Because we’re already created the authentication for the API, inserting a new row should be straightforward. Let’s create a new method in the class for creating an entry and call that on the Main method too.

static void CreateEntry() { 
    var range = $"{sheet}!A:F";
    var valueRange = new ValueRange();

    var oblist = new List<object>() { "Hello!", "This", "was", "insertd", "via", "C#" };
    valueRange.Values = new List<IList<object>> { oblist };

    var appendRequest = service.Spreadsheets.Values.Append(valueRange, SpreadsheetId, range);
    appendRequest.ValueInputOption = SpreadsheetsResource.ValuesResource.AppendRequest.ValueInputOptionEnum.USERENTERED;
    var appendReponse = appendRequest.Execute();

But I just realised I made a typo in row D in this important spreadsheet. I’ll create a new method for updating it and will call it in the Main method instead of calling CreateEntry().

static void UpdateEntry()
    var range = $"{sheet}!D543";
    var valueRange = new ValueRange();

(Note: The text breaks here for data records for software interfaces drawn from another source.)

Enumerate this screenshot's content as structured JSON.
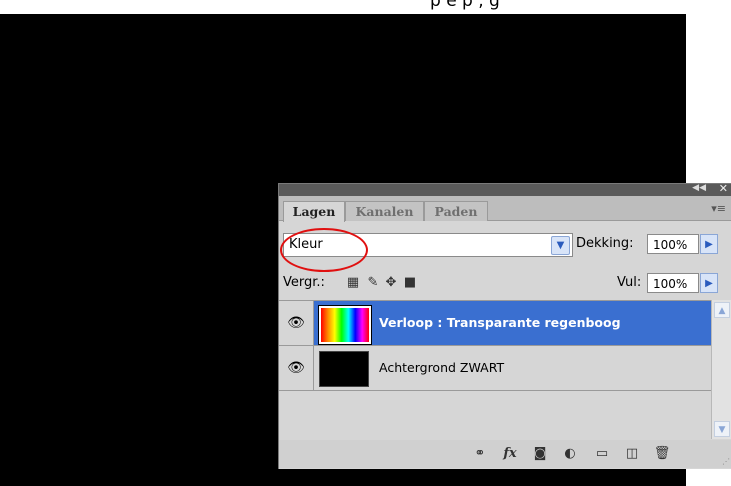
{
  "top_text": "p   e   p    ,    g",
  "panel": {
    "tabs": [
      {
        "label": "Lagen",
        "active": true
      },
      {
        "label": "Kanalen",
        "active": false
      },
      {
        "label": "Paden",
        "active": false
      }
    ],
    "blend_mode": "Kleur",
    "opacity_label": "Dekking:",
    "opacity_value": "100%",
    "lock_label": "Vergr.:",
    "fill_label": "Vul:",
    "fill_value": "100%",
    "layers": [
      {
        "name": "Verloop : Transparante regenboog",
        "selected": true,
        "visible": true,
        "thumb": "rainbow"
      },
      {
        "name": "Achtergrond ZWART",
        "selected": false,
        "visible": true,
        "thumb": "black"
      }
    ],
    "icons": {
      "lock": [
        "lock-transparent-icon",
        "lock-brush-icon",
        "lock-move-icon",
        "lock-all-icon"
      ],
      "bottom": [
        "link-layers-icon",
        "fx-icon",
        "add-mask-icon",
        "adjustment-layer-icon",
        "new-group-icon",
        "new-layer-icon",
        "trash-icon"
      ]
    },
    "colors": {
      "selected_row": "#3a6fd0",
      "annotation_circle": "#e01010"
    }
  }
}
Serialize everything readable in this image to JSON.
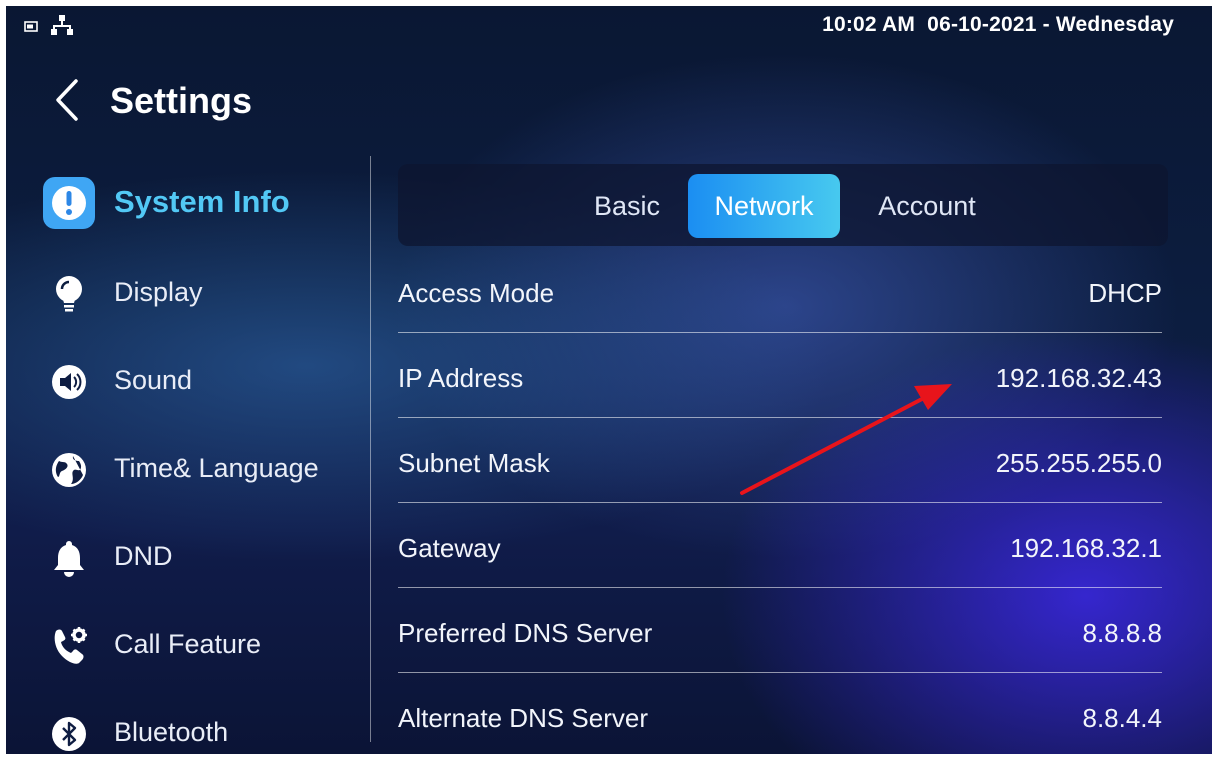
{
  "status_bar": {
    "datetime": "10:02 AM  06-10-2021 - Wednesday",
    "icons": [
      "screen-cast-icon",
      "network-icon"
    ]
  },
  "header": {
    "title": "Settings",
    "back_icon": "chevron-left-icon"
  },
  "sidebar": {
    "items": [
      {
        "label": "System Info",
        "icon": "info-icon",
        "active": true
      },
      {
        "label": "Display",
        "icon": "bulb-icon"
      },
      {
        "label": "Sound",
        "icon": "speaker-icon"
      },
      {
        "label": "Time& Language",
        "icon": "globe-icon"
      },
      {
        "label": "DND",
        "icon": "bell-icon"
      },
      {
        "label": "Call Feature",
        "icon": "phone-settings-icon"
      },
      {
        "label": "Bluetooth",
        "icon": "bluetooth-icon"
      }
    ]
  },
  "tabs": [
    {
      "label": "Basic"
    },
    {
      "label": "Network",
      "active": true
    },
    {
      "label": "Account"
    }
  ],
  "network": {
    "rows": [
      {
        "label": "Access Mode",
        "value": "DHCP"
      },
      {
        "label": "IP Address",
        "value": "192.168.32.43"
      },
      {
        "label": "Subnet Mask",
        "value": "255.255.255.0"
      },
      {
        "label": "Gateway",
        "value": "192.168.32.1"
      },
      {
        "label": "Preferred DNS Server",
        "value": "8.8.8.8"
      },
      {
        "label": "Alternate DNS Server",
        "value": "8.8.4.4"
      }
    ]
  },
  "colors": {
    "accent": "#52c8f5",
    "tab_active_start": "#1b8ef2",
    "tab_active_end": "#47c9ef",
    "annotation_arrow": "#e8141b"
  }
}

    var oblist = new List<object>() { "updated" };
    valueRange.Values = new List<IList<object>> { oblist };

    var updateRequest = service.Spreadsheets.Values.Update(valueRange, SpreadsheetId, range);
    updateRequest.ValueInputOption = SpreadsheetsResource.ValuesResource.UpdateRequest.ValueInputOptionEnum.USERENTERED;
    var appendReponse = updateRequest.Execute();


Much better, but come to think of it I think this entire record just doesn’t make sense in this important document, so I’ll just get rid of it.

static void DeleteEntry()
    var range = $"{sheet}!A543:F";
    var requestBody = new ClearValuesRequest();

    var deleteRequest = service.Spreadsheets.Values.Clear(requestBody, SpreadsheetId, range);
    var deleteReponse = deleteRequest.Execute();

CRUD? Done!

Using Google Spreadsheets with .NET Core opens up innumerous possibilities for quick prototyping or internal projects as you can also use it with .NET MVC applications. That dataset that just keeps on changing because the client can’t decide what to store? Let them change the database for you.

This is just the tip of the iceberg as I’m sure you can come up with some great ways of using Google Spreadsheets as a database for your project. If you come up with something cool, hit me up on Twitter @marcos_placona or via email on I can’t wait to see what you’ll build!

Sign up and start building
Not ready yet? Talk to an expert.